▶ What you are asked to do:
Every entry must be reproduced word for word.

▶ Information given:
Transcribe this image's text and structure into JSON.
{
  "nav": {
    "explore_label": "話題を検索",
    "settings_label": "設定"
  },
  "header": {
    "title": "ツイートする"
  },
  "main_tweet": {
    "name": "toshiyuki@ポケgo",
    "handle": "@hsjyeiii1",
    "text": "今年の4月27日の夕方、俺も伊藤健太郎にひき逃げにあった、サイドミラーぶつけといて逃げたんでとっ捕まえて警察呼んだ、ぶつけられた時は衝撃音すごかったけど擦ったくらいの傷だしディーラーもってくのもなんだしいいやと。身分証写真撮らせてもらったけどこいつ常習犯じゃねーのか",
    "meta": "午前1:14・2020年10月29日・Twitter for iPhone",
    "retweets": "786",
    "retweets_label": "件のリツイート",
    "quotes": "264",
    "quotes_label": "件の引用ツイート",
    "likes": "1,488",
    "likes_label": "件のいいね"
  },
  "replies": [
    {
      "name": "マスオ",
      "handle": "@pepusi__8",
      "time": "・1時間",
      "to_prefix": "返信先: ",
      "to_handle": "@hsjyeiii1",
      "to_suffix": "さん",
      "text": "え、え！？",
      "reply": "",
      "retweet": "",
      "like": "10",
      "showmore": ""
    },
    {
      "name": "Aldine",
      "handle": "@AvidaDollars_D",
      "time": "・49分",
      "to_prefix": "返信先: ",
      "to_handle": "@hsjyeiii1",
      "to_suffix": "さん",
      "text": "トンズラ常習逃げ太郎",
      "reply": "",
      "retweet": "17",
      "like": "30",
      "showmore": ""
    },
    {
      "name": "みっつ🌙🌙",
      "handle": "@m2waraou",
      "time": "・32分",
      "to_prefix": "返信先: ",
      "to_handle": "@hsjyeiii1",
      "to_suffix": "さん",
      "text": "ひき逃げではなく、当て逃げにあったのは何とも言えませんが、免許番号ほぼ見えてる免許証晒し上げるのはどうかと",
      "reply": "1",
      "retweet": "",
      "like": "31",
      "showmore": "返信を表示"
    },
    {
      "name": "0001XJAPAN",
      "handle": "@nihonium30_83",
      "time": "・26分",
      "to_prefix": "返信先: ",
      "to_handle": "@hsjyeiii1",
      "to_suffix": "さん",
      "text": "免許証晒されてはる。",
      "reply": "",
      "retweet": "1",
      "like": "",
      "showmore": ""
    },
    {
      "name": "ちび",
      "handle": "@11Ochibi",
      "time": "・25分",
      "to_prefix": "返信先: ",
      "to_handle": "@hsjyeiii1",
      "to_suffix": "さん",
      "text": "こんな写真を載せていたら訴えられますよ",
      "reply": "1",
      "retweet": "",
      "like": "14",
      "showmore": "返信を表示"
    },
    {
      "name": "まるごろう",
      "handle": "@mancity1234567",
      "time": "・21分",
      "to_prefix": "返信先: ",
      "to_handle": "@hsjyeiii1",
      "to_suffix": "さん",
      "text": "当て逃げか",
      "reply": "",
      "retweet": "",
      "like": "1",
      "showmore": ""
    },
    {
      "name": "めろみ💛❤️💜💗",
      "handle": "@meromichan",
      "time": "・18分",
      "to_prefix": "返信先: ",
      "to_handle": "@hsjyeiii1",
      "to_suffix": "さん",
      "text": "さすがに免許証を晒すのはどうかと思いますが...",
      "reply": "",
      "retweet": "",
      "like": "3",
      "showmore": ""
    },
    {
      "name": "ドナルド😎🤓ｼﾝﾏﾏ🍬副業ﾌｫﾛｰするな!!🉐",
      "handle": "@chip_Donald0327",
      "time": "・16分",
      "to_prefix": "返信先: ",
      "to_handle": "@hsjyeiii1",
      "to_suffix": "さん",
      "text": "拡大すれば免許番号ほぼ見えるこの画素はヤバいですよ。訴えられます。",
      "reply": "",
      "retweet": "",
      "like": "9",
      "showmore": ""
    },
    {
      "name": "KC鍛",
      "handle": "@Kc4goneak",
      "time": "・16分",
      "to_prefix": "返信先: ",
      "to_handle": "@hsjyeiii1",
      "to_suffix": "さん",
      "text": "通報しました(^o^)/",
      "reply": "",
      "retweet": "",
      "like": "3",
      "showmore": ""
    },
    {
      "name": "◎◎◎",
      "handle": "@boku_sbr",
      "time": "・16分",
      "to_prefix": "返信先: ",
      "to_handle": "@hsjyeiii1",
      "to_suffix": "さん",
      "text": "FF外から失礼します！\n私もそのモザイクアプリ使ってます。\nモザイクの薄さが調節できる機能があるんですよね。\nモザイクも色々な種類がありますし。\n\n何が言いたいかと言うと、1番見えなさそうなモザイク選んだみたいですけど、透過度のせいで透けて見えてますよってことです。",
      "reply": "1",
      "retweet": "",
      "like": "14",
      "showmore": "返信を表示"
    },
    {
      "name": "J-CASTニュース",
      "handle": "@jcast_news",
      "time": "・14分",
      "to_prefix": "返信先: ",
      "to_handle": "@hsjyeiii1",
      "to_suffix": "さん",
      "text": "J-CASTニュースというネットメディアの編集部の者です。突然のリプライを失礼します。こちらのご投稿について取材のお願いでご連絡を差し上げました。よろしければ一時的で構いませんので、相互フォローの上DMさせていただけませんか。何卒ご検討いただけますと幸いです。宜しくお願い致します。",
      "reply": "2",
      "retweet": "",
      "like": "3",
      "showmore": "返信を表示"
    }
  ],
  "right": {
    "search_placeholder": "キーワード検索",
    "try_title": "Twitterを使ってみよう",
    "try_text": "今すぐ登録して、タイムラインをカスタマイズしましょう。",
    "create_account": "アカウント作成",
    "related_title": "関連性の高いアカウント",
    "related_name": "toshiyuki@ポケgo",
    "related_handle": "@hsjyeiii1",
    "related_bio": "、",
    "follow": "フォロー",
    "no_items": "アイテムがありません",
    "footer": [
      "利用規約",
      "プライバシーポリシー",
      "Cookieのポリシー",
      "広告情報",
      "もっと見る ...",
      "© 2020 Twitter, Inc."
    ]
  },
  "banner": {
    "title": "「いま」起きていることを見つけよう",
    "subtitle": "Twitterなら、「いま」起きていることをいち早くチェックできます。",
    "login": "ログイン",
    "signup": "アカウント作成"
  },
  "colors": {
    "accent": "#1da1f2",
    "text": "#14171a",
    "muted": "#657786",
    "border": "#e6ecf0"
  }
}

▶ Solution to the exercise:
Transcribe this image's text and structure into JSON.
{
  "nav": {
    "explore_label": "話題を検索",
    "settings_label": "設定"
  },
  "header": {
    "title": "ツイートする"
  },
  "main_tweet": {
    "name": "toshiyuki@ポケgo",
    "handle": "@hsjyeiii1",
    "text": "今年の4月27日の夕方、俺も伊藤健太郎にひき逃げにあった、サイドミラーぶつけといて逃げたんでとっ捕まえて警察呼んだ、ぶつけられた時は衝撃音すごかったけど擦ったくらいの傷だしディーラーもってくのもなんだしいいやと。身分証写真撮らせてもらったけどこいつ常習犯じゃねーのか",
    "meta": "午前1:14・2020年10月29日・Twitter for iPhone",
    "retweets": "786",
    "retweets_label": "件のリツイート",
    "quotes": "264",
    "quotes_label": "件の引用ツイート",
    "likes": "1,488",
    "likes_label": "件のいいね"
  },
  "replies": [
    {
      "name": "マスオ",
      "handle": "@pepusi__8",
      "time": "・1時間",
      "to_prefix": "返信先: ",
      "to_handle": "@hsjyeiii1",
      "to_suffix": "さん",
      "text": "え、え！？",
      "reply": "",
      "retweet": "",
      "like": "10",
      "showmore": ""
    },
    {
      "name": "Aldine",
      "handle": "@AvidaDollars_D",
      "time": "・49分",
      "to_prefix": "返信先: ",
      "to_handle": "@hsjyeiii1",
      "to_suffix": "さん",
      "text": "トンズラ常習逃げ太郎",
      "reply": "",
      "retweet": "17",
      "like": "30",
      "showmore": ""
    },
    {
      "name": "みっつ🌙🌙",
      "handle": "@m2waraou",
      "time": "・32分",
      "to_prefix": "返信先: ",
      "to_handle": "@hsjyeiii1",
      "to_suffix": "さん",
      "text": "ひき逃げではなく、当て逃げにあったのは何とも言えませんが、免許番号ほぼ見えてる免許証晒し上げるのはどうかと",
      "reply": "1",
      "retweet": "",
      "like": "31",
      "showmore": "返信を表示"
    },
    {
      "name": "0001XJAPAN",
      "handle": "@nihonium30_83",
      "time": "・26分",
      "to_prefix": "返信先: ",
      "to_handle": "@hsjyeiii1",
      "to_suffix": "さん",
      "text": "免許証晒されてはる。",
      "reply": "",
      "retweet": "1",
      "like": "",
      "showmore": ""
    },
    {
      "name": "ちび",
      "handle": "@11Ochibi",
      "time": "・25分",
      "to_prefix": "返信先: ",
      "to_handle": "@hsjyeiii1",
      "to_suffix": "さん",
      "text": "こんな写真を載せていたら訴えられますよ",
      "reply": "1",
      "retweet": "",
      "like": "14",
      "showmore": "返信を表示"
    },
    {
      "name": "まるごろう",
      "handle": "@mancity1234567",
      "time": "・21分",
      "to_prefix": "返信先: ",
      "to_handle": "@hsjyeiii1",
      "to_suffix": "さん",
      "text": "当て逃げか",
      "reply": "",
      "retweet": "",
      "like": "1",
      "showmore": ""
    },
    {
      "name": "めろみ💛❤️💜💗",
      "handle": "@meromichan",
      "time": "・18分",
      "to_prefix": "返信先: ",
      "to_handle": "@hsjyeiii1",
      "to_suffix": "さん",
      "text": "さすがに免許証を晒すのはどうかと思いますが...",
      "reply": "",
      "retweet": "",
      "like": "3",
      "showmore": ""
    },
    {
      "name": "ドナルド😎🤓ｼﾝﾏﾏ🍬副業ﾌｫﾛｰするな!!🉐",
      "handle": "@chip_Donald0327",
      "time": "・16分",
      "to_prefix": "返信先: ",
      "to_handle": "@hsjyeiii1",
      "to_suffix": "さん",
      "text": "拡大すれば免許番号ほぼ見えるこの画素はヤバいですよ。訴えられます。",
      "reply": "",
      "retweet": "",
      "like": "9",
      "showmore": ""
    },
    {
      "name": "KC鍛",
      "handle": "@Kc4goneak",
      "time": "・16分",
      "to_prefix": "返信先: ",
      "to_handle": "@hsjyeiii1",
      "to_suffix": "さん",
      "text": "通報しました(^o^)/",
      "reply": "",
      "retweet": "",
      "like": "3",
      "showmore": ""
    },
    {
      "name": "◎◎◎",
      "handle": "@boku_sbr",
      "time": "・16分",
      "to_prefix": "返信先: ",
      "to_handle": "@hsjyeiii1",
      "to_suffix": "さん",
      "text": "FF外から失礼します！\n私もそのモザイクアプリ使ってます。\nモザイクの薄さが調節できる機能があるんですよね。\nモザイクも色々な種類がありますし。\n\n何が言いたいかと言うと、1番見えなさそうなモザイク選んだみたいですけど、透過度のせいで透けて見えてますよってことです。",
      "reply": "1",
      "retweet": "",
      "like": "14",
      "showmore": "返信を表示"
    },
    {
      "name": "J-CASTニュース",
      "handle": "@jcast_news",
      "time": "・14分",
      "to_prefix": "返信先: ",
      "to_handle": "@hsjyeiii1",
      "to_suffix": "さん",
      "text": "J-CASTニュースというネットメディアの編集部の者です。突然のリプライを失礼します。こちらのご投稿について取材のお願いでご連絡を差し上げました。よろしければ一時的で構いませんので、相互フォローの上DMさせていただけませんか。何卒ご検討いただけますと幸いです。宜しくお願い致します。",
      "reply": "2",
      "retweet": "",
      "like": "3",
      "showmore": "返信を表示"
    }
  ],
  "right": {
    "search_placeholder": "キーワード検索",
    "try_title": "Twitterを使ってみよう",
    "try_text": "今すぐ登録して、タイムラインをカスタマイズしましょう。",
    "create_account": "アカウント作成",
    "related_title": "関連性の高いアカウント",
    "related_name": "toshiyuki@ポケgo",
    "related_handle": "@hsjyeiii1",
    "related_bio": "、",
    "follow": "フォロー",
    "no_items": "アイテムがありません",
    "footer": [
      "利用規約",
      "プライバシーポリシー",
      "Cookieのポリシー",
      "広告情報",
      "もっと見る ...",
      "© 2020 Twitter, Inc."
    ]
  },
  "banner": {
    "title": "「いま」起きていることを見つけよう",
    "subtitle": "Twitterなら、「いま」起きていることをいち早くチェックできます。",
    "login": "ログイン",
    "signup": "アカウント作成"
  },
  "colors": {
    "accent": "#1da1f2",
    "text": "#14171a",
    "muted": "#657786",
    "border": "#e6ecf0"
  }
}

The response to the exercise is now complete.